Causes of Gambling Addiction

Gambling involves the risking of money or something else of value on an event with an uncertain outcome. It includes everything from buying lottery tickets to betting on a horse race to playing card games and casino gambling. Some forms of gambling are socially acceptable and even admired, while others are illegal and often associated with organized crime. Problem gambling can have severe consequences for gamblers and those around them, including poor health, damaged relationships, and lost work or study opportunities.

The brain’s reward system sends messages to the body that cause it to feel good when we win, and bad when we lose. Those who are addicted to gambling experience an altered version of these chemical signals and can become hooked on this false sense of pleasure. The result is that they must bet more and more to feel the same high and avoid the unpleasant sensation of losing. This is why many gamblers end up in troubled relationships, in financial difficulty, and in court with the law.

People who have a gambling disorder are unable to control their gambling, or stop when they should. They may lie to family and friends, spend more and more time gambling, or try to get back the money they have already lost (“chasing” losses). These problems can lead to significant emotional distress, damaged relationships, and a variety of other serious health, social, and economic problems.

In some cases, an individual’s sensitivity to gambling can lead to mental health issues such as depression, anxiety, and post-traumatic stress disorder (PTSD). They may also have a personality that is predisposed to excessive gambling and find it difficult to stop.

Another cause of gambling addiction is a lack of control over one’s emotions, which can lead to self-soothing or escapism via gambling. The risk of this can increase with the level and duration of gambling involvement and with the degree of underlying psychological issues.

A final cause of gambling addiction is the failure to recognise that chance plays a key role in gambling. Despite the fact that skill can improve the chances of winning, gambling is essentially a game of chance and the probability of a win does not change after a series of losses. This is similar to flipping a coin: after seven tails, we may rationalise the unlikeliness of getting heads next by saying that it will ‘balance out’.

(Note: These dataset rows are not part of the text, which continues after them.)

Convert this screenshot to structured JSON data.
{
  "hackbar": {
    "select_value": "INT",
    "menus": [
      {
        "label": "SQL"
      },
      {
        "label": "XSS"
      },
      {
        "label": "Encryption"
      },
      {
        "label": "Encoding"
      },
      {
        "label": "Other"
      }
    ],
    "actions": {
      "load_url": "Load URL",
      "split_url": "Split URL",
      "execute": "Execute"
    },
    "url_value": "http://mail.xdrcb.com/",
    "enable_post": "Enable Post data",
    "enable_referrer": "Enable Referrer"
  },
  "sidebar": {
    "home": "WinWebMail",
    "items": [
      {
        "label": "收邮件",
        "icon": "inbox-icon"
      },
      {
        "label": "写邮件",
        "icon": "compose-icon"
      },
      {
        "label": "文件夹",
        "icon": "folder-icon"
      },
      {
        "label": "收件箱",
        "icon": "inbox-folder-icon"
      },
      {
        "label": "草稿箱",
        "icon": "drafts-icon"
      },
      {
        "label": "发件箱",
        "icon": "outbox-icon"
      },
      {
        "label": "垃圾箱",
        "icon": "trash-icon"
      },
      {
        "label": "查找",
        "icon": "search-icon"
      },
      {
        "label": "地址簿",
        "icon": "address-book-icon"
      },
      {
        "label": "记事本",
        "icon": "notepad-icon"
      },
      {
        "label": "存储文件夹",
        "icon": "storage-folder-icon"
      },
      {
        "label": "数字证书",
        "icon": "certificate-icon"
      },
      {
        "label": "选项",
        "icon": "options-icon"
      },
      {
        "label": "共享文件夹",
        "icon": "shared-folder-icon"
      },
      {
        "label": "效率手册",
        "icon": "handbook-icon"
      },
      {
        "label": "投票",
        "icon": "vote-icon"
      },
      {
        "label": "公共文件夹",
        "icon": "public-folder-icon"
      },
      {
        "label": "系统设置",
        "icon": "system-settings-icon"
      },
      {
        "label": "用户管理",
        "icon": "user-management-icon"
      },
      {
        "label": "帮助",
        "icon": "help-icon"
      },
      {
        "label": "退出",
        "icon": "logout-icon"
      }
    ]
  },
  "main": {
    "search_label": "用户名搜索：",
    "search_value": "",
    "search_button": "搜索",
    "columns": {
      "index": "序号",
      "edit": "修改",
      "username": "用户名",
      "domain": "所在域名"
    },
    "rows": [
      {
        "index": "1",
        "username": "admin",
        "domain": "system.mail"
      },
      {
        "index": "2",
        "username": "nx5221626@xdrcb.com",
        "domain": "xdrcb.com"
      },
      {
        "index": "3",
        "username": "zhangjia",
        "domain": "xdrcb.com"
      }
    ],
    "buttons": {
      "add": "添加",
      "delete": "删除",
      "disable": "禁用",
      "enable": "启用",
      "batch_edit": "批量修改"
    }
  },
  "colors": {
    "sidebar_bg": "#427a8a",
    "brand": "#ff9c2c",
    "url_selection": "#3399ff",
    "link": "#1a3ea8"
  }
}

The earliest evidence of gambling can be found in Stone Age cultures, with dice and other guessing games recorded among the Bushmen of Africa and Australian Aborigines. It has been a part of all societies, from primitive to the most advanced, and continues to fascinate many today. Understanding of the adverse consequences of gambling has undergone a profound shift, and pathological gambling is now considered to be an addictive disorder akin to substance abuse. This change in nomenclature has been reflected in, and stimulated by, the changing clinical classification of pathological gambling in various editions of the Diagnostic and Statistical Manual of Mental Disorders (DSM) published by the American Psychiatric Association.